*** Opening of Material for this task ***
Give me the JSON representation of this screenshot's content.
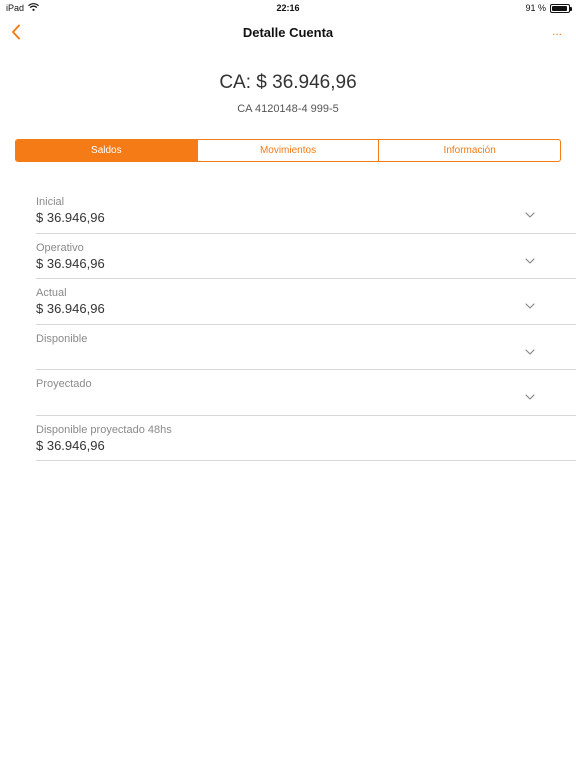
{
  "status_bar": {
    "device": "iPad",
    "time": "22:16",
    "battery": "91 %",
    "battery_level": 0.91
  },
  "nav": {
    "title": "Detalle Cuenta",
    "more_label": "..."
  },
  "account": {
    "balance": "CA: $ 36.946,96",
    "number": "CA 4120148-4 999-5"
  },
  "tabs": [
    {
      "label": "Saldos",
      "active": true
    },
    {
      "label": "Movimientos",
      "active": false
    },
    {
      "label": "Información",
      "active": false
    }
  ],
  "balances": [
    {
      "label": "Inicial",
      "value": "$ 36.946,96",
      "expandable": true
    },
    {
      "label": "Operativo",
      "value": "$ 36.946,96",
      "expandable": true
    },
    {
      "label": "Actual",
      "value": "$ 36.946,96",
      "expandable": true
    },
    {
      "label": "Disponible",
      "value": "",
      "expandable": true
    },
    {
      "label": "Proyectado",
      "value": "",
      "expandable": true
    },
    {
      "label": "Disponible proyectado 48hs",
      "value": "$ 36.946,96",
      "expandable": false
    }
  ],
  "colors": {
    "accent": "#f47b16",
    "label": "#8a8a8a",
    "divider": "#d8d8d8"
  },
  "icons": {
    "back": "chevron-left-icon",
    "wifi": "wifi-icon",
    "battery": "battery-icon",
    "row_expand": "chevron-down-icon"
  }
}
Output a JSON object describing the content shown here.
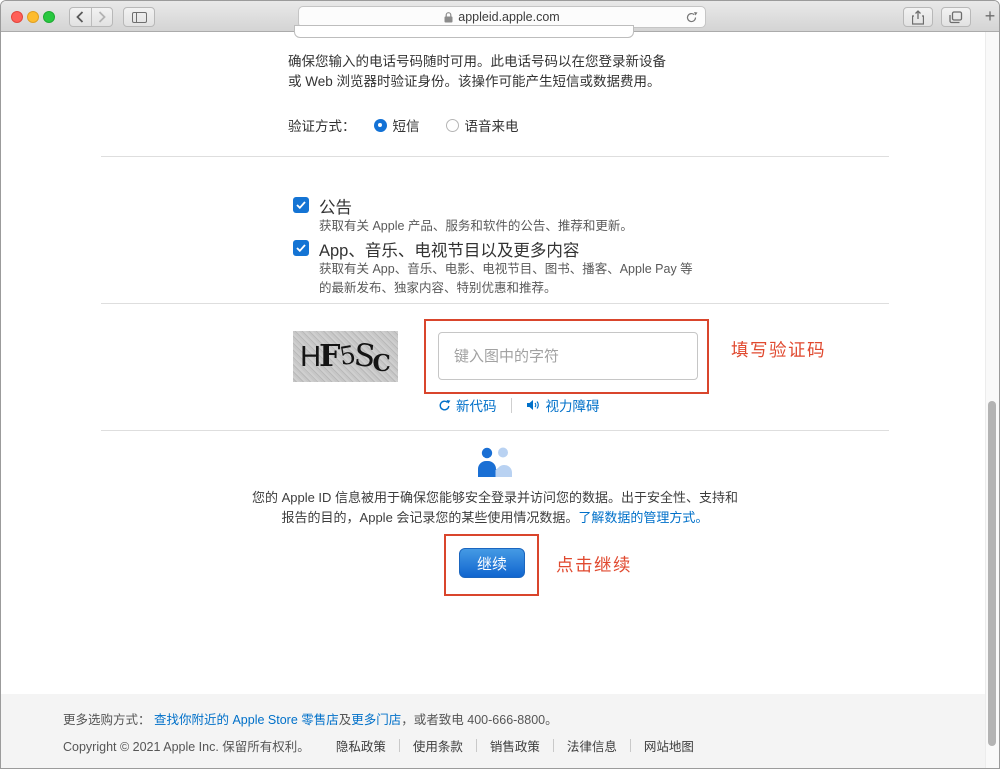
{
  "browser": {
    "url": "appleid.apple.com",
    "new_tab_glyph": "+"
  },
  "icons": {
    "lock": "lock-icon",
    "reload": "reload-icon",
    "share": "share-icon",
    "tabs": "tab-overview-icon",
    "sidebar": "sidebar-icon",
    "back": "chevron-left-icon",
    "forward": "chevron-right-icon",
    "new_code": "refresh-icon",
    "audio": "speaker-icon",
    "people": "two-people-icon",
    "check": "checkmark-icon"
  },
  "page": {
    "intro": {
      "line1": "确保您输入的电话号码随时可用。此电话号码以在您登录新设备",
      "line2": "或 Web 浏览器时验证身份。该操作可能产生短信或数据费用。"
    },
    "verification": {
      "label": "验证方式：",
      "options": [
        {
          "label": "短信",
          "selected": true
        },
        {
          "label": "语音来电",
          "selected": false
        }
      ]
    },
    "subscriptions": [
      {
        "title": "公告",
        "desc": "获取有关 Apple 产品、服务和软件的公告、推荐和更新。",
        "checked": true
      },
      {
        "title": "App、音乐、电视节目以及更多内容",
        "desc": "获取有关 App、音乐、电影、电视节目、图书、播客、Apple Pay 等的最新发布、独家内容、特别优惠和推荐。",
        "checked": true
      }
    ],
    "captcha": {
      "code": "HF5SC",
      "placeholder": "键入图中的字符",
      "new_code_label": "新代码",
      "audio_label": "视力障碍"
    },
    "privacy": {
      "line1": "您的 Apple ID 信息被用于确保您能够安全登录并访问您的数据。出于安全性、支持和",
      "line2_prefix": "报告的目的，Apple 会记录您的某些使用情况数据。",
      "line2_link": "了解数据的管理方式。"
    },
    "continue_label": "继续",
    "annotations": {
      "captcha_note": "填写验证码",
      "continue_note": "点击继续"
    }
  },
  "footer": {
    "line1_prefix": "更多选购方式： ",
    "line1_link1": "查找你附近的 Apple Store 零售店",
    "line1_mid": "及",
    "line1_link2": "更多门店",
    "line1_suffix": "，或者致电 400-666-8800。",
    "copyright": "Copyright © 2021 Apple Inc. 保留所有权利。",
    "links": [
      "隐私政策",
      "使用条款",
      "销售政策",
      "法律信息",
      "网站地图"
    ]
  },
  "colors": {
    "annotation_red": "#d9452c",
    "link_blue": "#0070c9",
    "control_blue": "#1474d4"
  }
}
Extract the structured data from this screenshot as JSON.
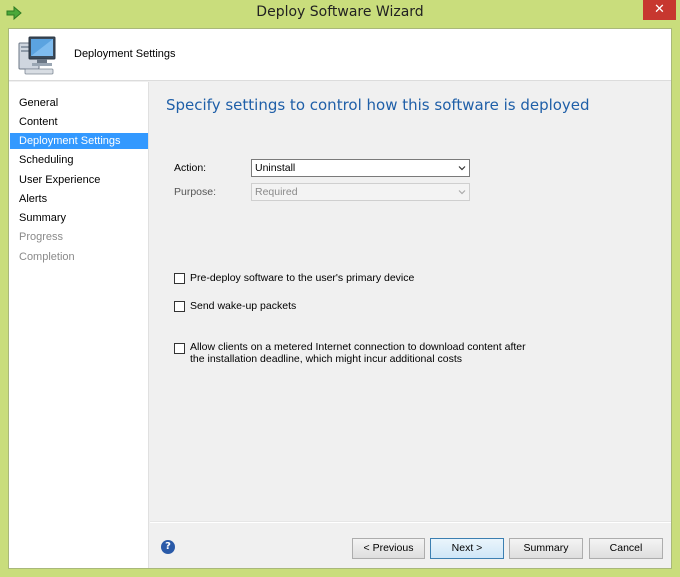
{
  "window": {
    "title": "Deploy Software Wizard",
    "close_glyph": "✕"
  },
  "header": {
    "title": "Deployment Settings",
    "icon": "computer-icon"
  },
  "nav": {
    "items": [
      {
        "label": "General",
        "state": "normal"
      },
      {
        "label": "Content",
        "state": "normal"
      },
      {
        "label": "Deployment Settings",
        "state": "active"
      },
      {
        "label": "Scheduling",
        "state": "normal"
      },
      {
        "label": "User Experience",
        "state": "normal"
      },
      {
        "label": "Alerts",
        "state": "normal"
      },
      {
        "label": "Summary",
        "state": "normal"
      },
      {
        "label": "Progress",
        "state": "disabled"
      },
      {
        "label": "Completion",
        "state": "disabled"
      }
    ]
  },
  "main": {
    "heading": "Specify settings to control how this software is deployed",
    "action": {
      "label": "Action:",
      "value": "Uninstall"
    },
    "purpose": {
      "label": "Purpose:",
      "value": "Required"
    },
    "checkboxes": [
      {
        "label": "Pre-deploy software to the user's primary device",
        "checked": false
      },
      {
        "label": "Send wake-up packets",
        "checked": false
      },
      {
        "label": "Allow clients on a metered Internet connection to download content after the installation deadline, which might incur additional costs",
        "checked": false
      }
    ]
  },
  "footer": {
    "help": "?",
    "previous": "< Previous",
    "next": "Next >",
    "summary": "Summary",
    "cancel": "Cancel"
  },
  "colors": {
    "frame": "#c9dd7c",
    "accent": "#3399ff",
    "heading": "#1f5fa8",
    "close": "#c7372f"
  }
}
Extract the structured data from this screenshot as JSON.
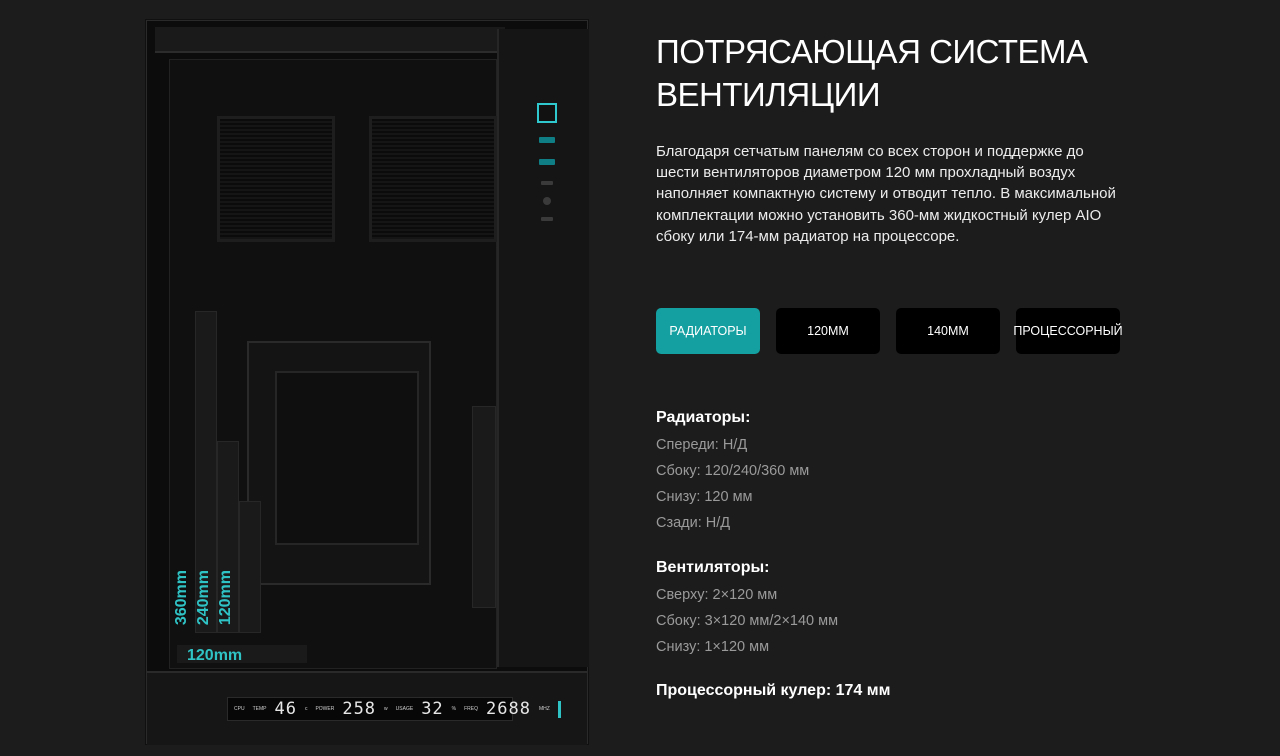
{
  "heading": "ПОТРЯСАЮЩАЯ СИСТЕМА\nВЕНТИЛЯЦИИ",
  "description": "Благодаря сетчатым панелям со всех сторон и поддержке до шести вентиляторов диаметром 120 мм прохладный воздух наполняет компактную систему и отводит тепло. В максимальной комплектации можно установить 360-мм жидкостный кулер AIO сбоку или 174-мм радиатор на процессоре.",
  "tabs": [
    {
      "label": "РАДИАТОРЫ",
      "active": true
    },
    {
      "label": "120ММ",
      "active": false
    },
    {
      "label": "140ММ",
      "active": false
    },
    {
      "label": "ПРОЦЕССОРНЫЙ",
      "active": false
    }
  ],
  "radiators": {
    "title": "Радиаторы:",
    "lines": [
      "Спереди: Н/Д",
      "Сбоку: 120/240/360 мм",
      "Снизу: 120 мм",
      "Сзади: Н/Д"
    ]
  },
  "fans": {
    "title": "Вентиляторы:",
    "lines": [
      "Сверху: 2×120 мм",
      "Сбоку: 3×120 мм/2×140 мм",
      "Снизу: 1×120 мм"
    ]
  },
  "cpu_cooler": "Процессорный кулер: 174 мм",
  "image": {
    "size_labels": [
      "360mm",
      "240mm",
      "120mm"
    ],
    "bottom_label": "120mm",
    "lcd": {
      "cpu": "CPU",
      "temp_label": "TEMP",
      "temp_value": "46",
      "temp_unit": "c",
      "power_label": "POWER",
      "power_value": "258",
      "power_unit": "w",
      "usage_label": "USAGE",
      "usage_value": "32",
      "usage_unit": "%",
      "freq_label": "FREQ",
      "freq_value": "2688",
      "freq_unit": "MHZ"
    },
    "accent_color": "#2fc3c6"
  },
  "colors": {
    "background": "#1c1c1c",
    "active_tab": "#14a0a0",
    "inactive_tab": "#000000"
  }
}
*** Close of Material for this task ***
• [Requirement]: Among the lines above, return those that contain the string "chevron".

• [Written answer]:
    "back": "chevron-left-icon",
    "row_expand": "chevron-down-icon"
    "back": "chevron-left-icon",
    "forward": "chevron-right-icon",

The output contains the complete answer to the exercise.